WEDEMAN (voice-over): Hezbollah's main backer Iran has threatened to open a new front. Notably silent is Hezbollah's leader Hassan Nasrallah who hasn't uttered a word since the war began. I asked Hezbollah Parliament member Ali Ammar if his group is ready to go to war with Israel. The answer to that will come later, he replies. The daily Hezbollah attacks on the border are a hint of what that answer could be. Ben Wedeman, CNN, Beirut.
(END VIDEOTAPE) CHATTERLEY: And thousands marched in support to the Palestinians outside the region too. Here is a look at some of the rallies held. On Saturday, in Spain, crowds called for immediate ceasefire, the same call repeated in London. An estimated 100,000 people took part in that March, which went past the British Prime Minister's residence at 10 Downing Street. Rallies took place in several cities across Germany and in the Australian capital too. And as you can see, also in Washington, D.C. They all appeared to be peaceful, with no reports of violence.
Now, as Israel's battle with Hamas continues, foreigners stranded inside Israel and Gaza are fighting to escape the war zone and return to safety, a look at the challenges of getting home for those at least who can, next on CNN.
CHATTERLEY: Welcome back to CNN Newsroom. Now, nations around the world have been working to bring their citizens home and get them out of danger. Michael Holmes has the details.
MICHAEL HOLMES, HOST, "CNN NEWSROOM" (voice-over): Out of harm's way, countries around the world are flying their citizens out of Israel on repatriation flights filled with foreign nationals fleeing the Israel- Hamas war. Many of the people leaving Israel were there to earn a living, better than they could in their homeland. Officials in Thailand say at least 30 of their citizens have been killed since Hamas launched its attack on Israel two weeks ago. Eight bodies have been returned. Many of the dead worked on Israeli farms. The Thai government says it's working to return the other bodies and also repatriate thousands of Thai citizens who want to leave Israel.
PIROL CHOTIKASATIEN, THAILAND PERMANENT SECRETARY OF LABOR (TRANSLATED): The number of Thai citizens who wish to return home keeps increasing. We're trying to get Thai people back as much and as soon as possible.
HOLMES (voice-over): Emotional reunions in Manila, as a flight carrying Filipinos who are working in Israel returned home. Many of the evacuees were employed as caregivers in Israel when the attacks happened, and some say they still can't shake what they saw.
MYLENE RIVERA, EVACUEE (TRANSLATED): Apart from the gunfights, explosions were heard along with the sirens.

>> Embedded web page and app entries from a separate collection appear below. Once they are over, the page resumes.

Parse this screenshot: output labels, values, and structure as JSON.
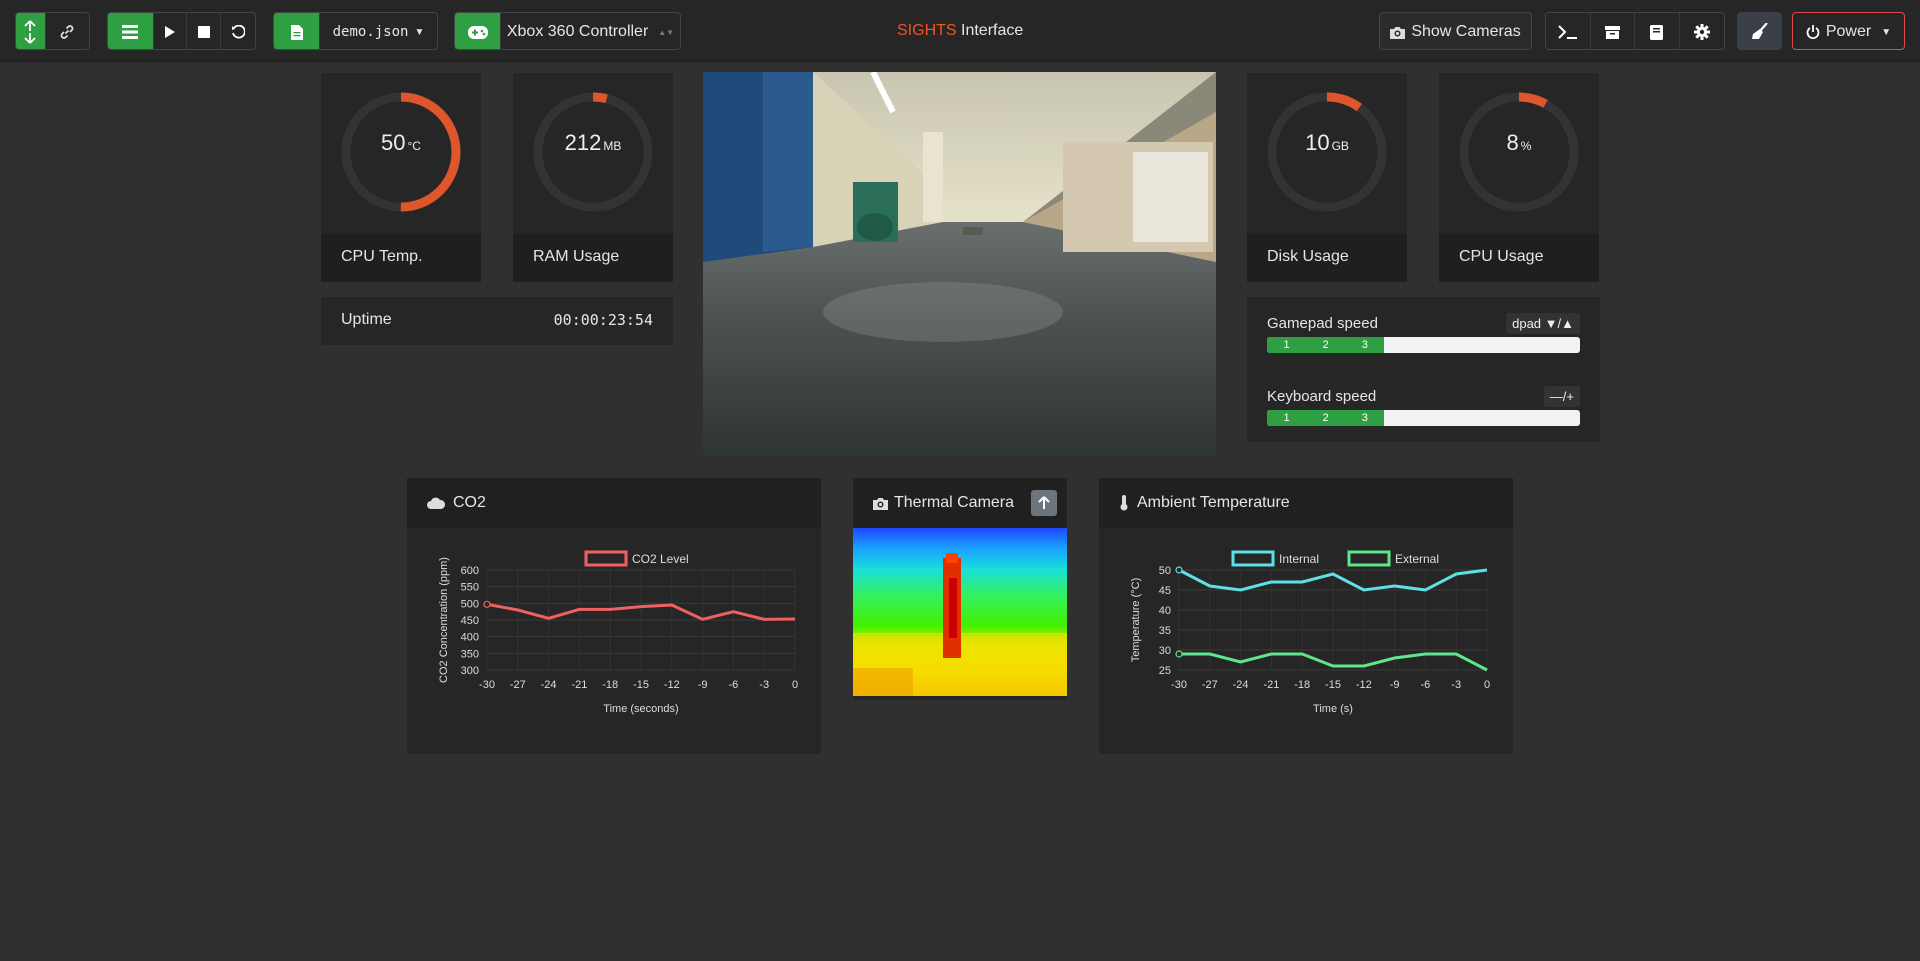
{
  "navbar": {
    "brand_accent": "SIGHTS",
    "brand_rest": " Interface",
    "config_file": "demo.json",
    "controller": "Xbox 360 Controller",
    "show_cameras": "Show Cameras",
    "power": "Power"
  },
  "gauges": {
    "cpu_temp": {
      "value": "50",
      "unit": "°C",
      "label": "CPU Temp.",
      "fraction": 0.5
    },
    "ram": {
      "value": "212",
      "unit": "MB",
      "label": "RAM Usage",
      "fraction": 0.04
    },
    "disk": {
      "value": "10",
      "unit": "GB",
      "label": "Disk Usage",
      "fraction": 0.1
    },
    "cpu_usage": {
      "value": "8",
      "unit": "%",
      "label": "CPU Usage",
      "fraction": 0.08
    }
  },
  "uptime": {
    "label": "Uptime",
    "value": "00:00:23:54"
  },
  "speed": {
    "gamepad_label": "Gamepad speed",
    "gamepad_ctrl": "dpad ▼/▲",
    "keyboard_label": "Keyboard speed",
    "keyboard_ctrl": "—/+",
    "segments": [
      "1",
      "2",
      "3"
    ],
    "level_fraction": 0.375
  },
  "panels": {
    "co2_title": "CO2",
    "thermal_title": "Thermal Camera",
    "ambient_title": "Ambient Temperature"
  },
  "colors": {
    "accent": "#f2541f",
    "green": "#2ea043",
    "gauge": "#e0562c",
    "co2": "#f06060",
    "internal": "#5ee1e6",
    "external": "#5ee68a"
  },
  "chart_data": [
    {
      "type": "line",
      "legend": [
        "CO2 Level"
      ],
      "xlabel": "Time (seconds)",
      "ylabel": "CO2 Concentration (ppm)",
      "x": [
        -30,
        -27,
        -24,
        -21,
        -18,
        -15,
        -12,
        -9,
        -6,
        -3,
        0
      ],
      "ylim": [
        300,
        600
      ],
      "yticks": [
        300,
        350,
        400,
        450,
        500,
        550,
        600
      ],
      "series": [
        {
          "name": "CO2 Level",
          "values": [
            497,
            480,
            455,
            482,
            482,
            490,
            495,
            452,
            475,
            452,
            453
          ]
        }
      ]
    },
    {
      "type": "line",
      "legend": [
        "Internal",
        "External"
      ],
      "xlabel": "Time (s)",
      "ylabel": "Temperature (°C)",
      "x": [
        -30,
        -27,
        -24,
        -21,
        -18,
        -15,
        -12,
        -9,
        -6,
        -3,
        0
      ],
      "ylim": [
        25,
        50
      ],
      "yticks": [
        25,
        30,
        35,
        40,
        45,
        50
      ],
      "series": [
        {
          "name": "Internal",
          "values": [
            50,
            46,
            45,
            47,
            47,
            49,
            45,
            46,
            45,
            49,
            50
          ]
        },
        {
          "name": "External",
          "values": [
            29,
            29,
            27,
            29,
            29,
            26,
            26,
            28,
            29,
            29,
            25
          ]
        }
      ]
    }
  ]
}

I felt nervous. I was shaking from fear.
HOLMES (voice-over): More than 200 agricultural students from a work study program in Israel flew back to Nepal last week. 10 of their group were killed in the attacks. On Saturday, the bodies of four students were flown back to Kathmandu. Grief-stricken families say it's hard to believe they are gone. DURGA NEUPANE, AUNT OF DECEASED STUDENT (TRANSLATED): He used to say that he would return home, build a concrete house and bring all of us together. Now, even his body is not here.
HOLMES (voice-over): The families say the students were full of hope when they left a chance to earn money as much as $15,000 and learn new skills in Israel's high tech agriculture sector. This father says his son was going to use his savings to start a farming business back in Nepal.
BEJHULAL DANGAURA, FATHER OF DECEASED STUDENT (TRANSLATED): If I had known about this danger, I would have stopped him. I thought he was going there on a study visa, and it would be good for him in his bright future.
HOLMES (voice-over): A future cut short like so many others caught in the middle of a conflict far from their home. Michael Holmes, CNN.
CHATTERLEY: And that's all we have time for this hour. I'm Julia Chatterley. But, I'll be back with more on the Israel-Hamas war in just a few moments time. Stay with CNN.